It seems to me that the last possibility is the most likely. Scalia is a strict adherent to the principles of originalism, which require that he interpret all legislation within the framework of the constitutional terms and intent originally put in place by the framers. His refusal to stray from this mindset is abundantly clear in his notoriously scathing statements of dissent in cases such as Atkins v. Virginia, when he declared that execution of the mentally retarded under the death penalty is not so “morally repugnant as to violate our national ‘standards of decency’” based on the belief that in 1791, such executions would not have been considered unconstitutional.
However, he does concede in his conversation with Senior that many of these laws qualify for a “stupid but constitutional” stamp and cites flogging, a form of whipping permitted by the framers as punishment for those convicted by court-marshal, as an example. Much like executions of the mentally handicapped, a group about which modern society as a whole is considerably more educated than were its ancestors, I feel it is safe to say that in most contemporary cases something as archaic as flogging would be reinterpreted and deemed “cruel and unusual” under the Eighth Amendment.
In addition to operating under the restrictions of such a limited viewpoint, there seems to be an alarmingly distinct possibility that Scalia has chosen to turn a selectively blind eye when it comes to press coverage of national issues. He skims the Wall Street Journal and Washington Times as his exclusive sources of print news, claiming that other publications are “shrilly liberal” and thus not worth the read. In his words, “I read newspapers that I think are good newspapers, or if they’re not good, at least they don’t make me angry.” It seems fair to wonder, then, should the American people apply such a theory to Scalia’s consistently inflammatory court opinions, how many would actually be read.

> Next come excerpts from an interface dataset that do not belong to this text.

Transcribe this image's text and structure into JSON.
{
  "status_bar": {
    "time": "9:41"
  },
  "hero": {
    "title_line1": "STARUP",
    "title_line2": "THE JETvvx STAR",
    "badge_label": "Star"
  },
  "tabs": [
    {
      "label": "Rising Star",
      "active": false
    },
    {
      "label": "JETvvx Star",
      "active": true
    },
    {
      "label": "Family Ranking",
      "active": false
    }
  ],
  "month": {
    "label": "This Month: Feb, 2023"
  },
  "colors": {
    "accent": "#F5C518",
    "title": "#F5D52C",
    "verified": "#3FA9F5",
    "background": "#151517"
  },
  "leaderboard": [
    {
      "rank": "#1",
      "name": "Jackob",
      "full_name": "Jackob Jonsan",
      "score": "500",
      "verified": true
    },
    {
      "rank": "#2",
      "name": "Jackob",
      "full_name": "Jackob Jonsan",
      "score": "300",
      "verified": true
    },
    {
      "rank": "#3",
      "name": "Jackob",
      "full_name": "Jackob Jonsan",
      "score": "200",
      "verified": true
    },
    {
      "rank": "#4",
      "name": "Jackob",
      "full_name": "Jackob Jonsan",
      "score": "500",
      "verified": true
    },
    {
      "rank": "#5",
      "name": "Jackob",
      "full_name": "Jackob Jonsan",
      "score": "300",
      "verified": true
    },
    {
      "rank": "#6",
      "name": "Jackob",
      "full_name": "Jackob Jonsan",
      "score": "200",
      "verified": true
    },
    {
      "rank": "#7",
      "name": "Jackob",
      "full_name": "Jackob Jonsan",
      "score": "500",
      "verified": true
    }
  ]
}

The majority of the justice’s news, however, comes from the “talk guys” he listens to on his way to and from work. He particularly favors Bill Bennett, who, in Scalia’s eyes, “keep(s) off the stupid people.” Incompetent radio hosts aren’t the only thing Scalia makes a point to avoid; he frequently dodges the State of the Union address as well, citing it as “childish.”
This isolationist philosophy with regard to current events, paired with a distinct unwillingness to adopt a progressive view of the law, creates what appears to be the perfect recipe for an ideologically paralyzed society. As put by Dahlia Lithwick of Slate Magazine, “he seems a bit like a man living on a tiny remote island of the Supreme Court, and even on that tiny island, he’s forever more alone.
Thankfully, on many issues of vital societal importance, Scalia has represented the minority opinion. However, to consider the implications were this not the case is truly frightening and certainly raises concerns about the lifelong nature of the justices’ terms. In cases such as the recent decision to strike down Section 3 of the Defense of Marriage Act, for example, Scalia’s originalist standpoint led him to defend the section as “codify(ing) an aspect of marriage that had been unquestioned in our society for most of its existence — indeed, had been unquestioned in virtually all societies for virtually all of human history.”
Furthermore, Scalia notes in the interview that as senior associate justice, his job has become significantly easier because many of the cases he sees involve simply the question of extending an old opinion, most of which he “dissented from in the first place.” In this we see further evidence of the sort of redundancy that contributes to the stagnation of ideological progress.
The issue at hand with such an undoubtedly iconic figure in American government is not one of respect, of intelligence, or even necessarily validity of belief; it is one of relevance to modern American society. The United States of America always has been and always will be a constantly growing and changing nation, reshaping and adapting its founding principles to fit new circumstances. To have this adaptation hindered is an unfortunate plight that progress-minded citizens should not be forced to endure.
Photo Courtesy of Supreme Court US 2009